Hewlett-Packard is adding self-service, customer-facing kiosks to its portfolio of retail applications.
HP announced the availability of its new kiosk solutions April 17 at the KioskCom Conference & Exposition in Las Vegas.
“We have provided clients with customized kiosk solutions in the past on an ad-hoc basis,” said Phillip Cutrone, manager of HP’s North America commercial third-party solutions business. “We’re taking kiosks and making them available directly from HP for all customers.”
Cutrone said HP is now making kiosks available on a broad basis in response to growing demand from its customers and the marketplace in general.

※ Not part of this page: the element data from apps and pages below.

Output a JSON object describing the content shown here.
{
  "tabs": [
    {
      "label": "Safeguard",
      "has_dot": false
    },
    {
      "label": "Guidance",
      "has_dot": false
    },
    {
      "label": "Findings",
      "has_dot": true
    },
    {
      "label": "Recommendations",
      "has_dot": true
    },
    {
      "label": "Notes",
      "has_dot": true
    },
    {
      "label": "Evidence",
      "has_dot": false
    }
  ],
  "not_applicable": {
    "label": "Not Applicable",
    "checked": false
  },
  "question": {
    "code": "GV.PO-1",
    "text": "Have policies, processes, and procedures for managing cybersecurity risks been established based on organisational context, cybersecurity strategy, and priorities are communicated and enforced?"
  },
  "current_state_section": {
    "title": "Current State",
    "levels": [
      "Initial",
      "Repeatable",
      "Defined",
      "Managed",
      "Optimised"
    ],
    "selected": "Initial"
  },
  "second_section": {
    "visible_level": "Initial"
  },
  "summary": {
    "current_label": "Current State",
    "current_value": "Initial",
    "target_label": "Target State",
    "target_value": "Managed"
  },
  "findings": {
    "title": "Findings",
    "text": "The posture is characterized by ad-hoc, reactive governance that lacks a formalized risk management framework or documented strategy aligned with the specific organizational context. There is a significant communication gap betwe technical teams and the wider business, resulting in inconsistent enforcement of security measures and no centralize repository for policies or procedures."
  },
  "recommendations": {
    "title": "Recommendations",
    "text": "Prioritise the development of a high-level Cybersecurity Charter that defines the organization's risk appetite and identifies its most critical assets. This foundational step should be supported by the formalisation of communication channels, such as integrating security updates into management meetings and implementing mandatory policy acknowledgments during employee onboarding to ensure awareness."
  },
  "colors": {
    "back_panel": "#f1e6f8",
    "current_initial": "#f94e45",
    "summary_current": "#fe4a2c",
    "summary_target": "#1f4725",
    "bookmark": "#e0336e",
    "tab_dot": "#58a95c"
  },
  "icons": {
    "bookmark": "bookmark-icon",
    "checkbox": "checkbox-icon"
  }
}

“Customer requests for ad-hoc custom kiosks have increased exponentially in the past few years. The market is growing. The time is right for HP and right for kiosks,” he said.
HP will manage kiosks as part of its overall toolset.
“We manage our technology from PCs through the data center to the kiosks as one set of tools,” Cutrone said. “We keep it all secure as one set of tools. The end-to-end technology expertise HP has lends itself to helping customers with their complex kiosk deployments.”
HP kiosks will operate the same way as any other thin client in a retailer’s infrastructure, according to Cutrone.
“We’re taking the existing thin client configuration and leveraging it inside kiosks,” he said. “It’s very seamless.”
Cutrone said HP will provide the functionality of its business desktop portfolio, as well as functionality from HP technology partners, within the kiosk format. HP will offer the option of using standard kiosk enclosures from its technology partner Kiosk Information Systems and continue to perform kiosk custom design services, he said.
Cutrone said that while technology in general can increase revenues, decrease costs and improve efficiency, many vertical markets are now reaching the tipping point for customer-facing technologies.
“Technology is becoming an expected aspect of 21st century life,” he stated. “Kids are growing up with it.”
Rufus Connell, vice president of information and communication technology for consulting firm Frost & Sullivan, said lifecycle and project management are two areas where HP may be able to most distinguish itself in the kiosk marketplace.
“The real problem with kiosks is you must manage their entire lifecycle,” Connell said. “This is where HP can compete with an advantage, especially compared to smaller turnkey kiosk integrators.”
He said extensive project management and technical resources have allowed leading business technology providers IBM and NCR to take dominant positions in the self-service kiosk market, and HP has the capability to become a third major option. He said HP has actually been in the self-service kiosk arena for some time, partnering with Kiosk Information Systems to provide branded photo kiosks and also supplying PC hardware that is used in kiosk enclosures from other vendors.
Dan Berthiaume covers the retail space for eWEEK. For more industry news, check out eWEEK.com’s Retail Site.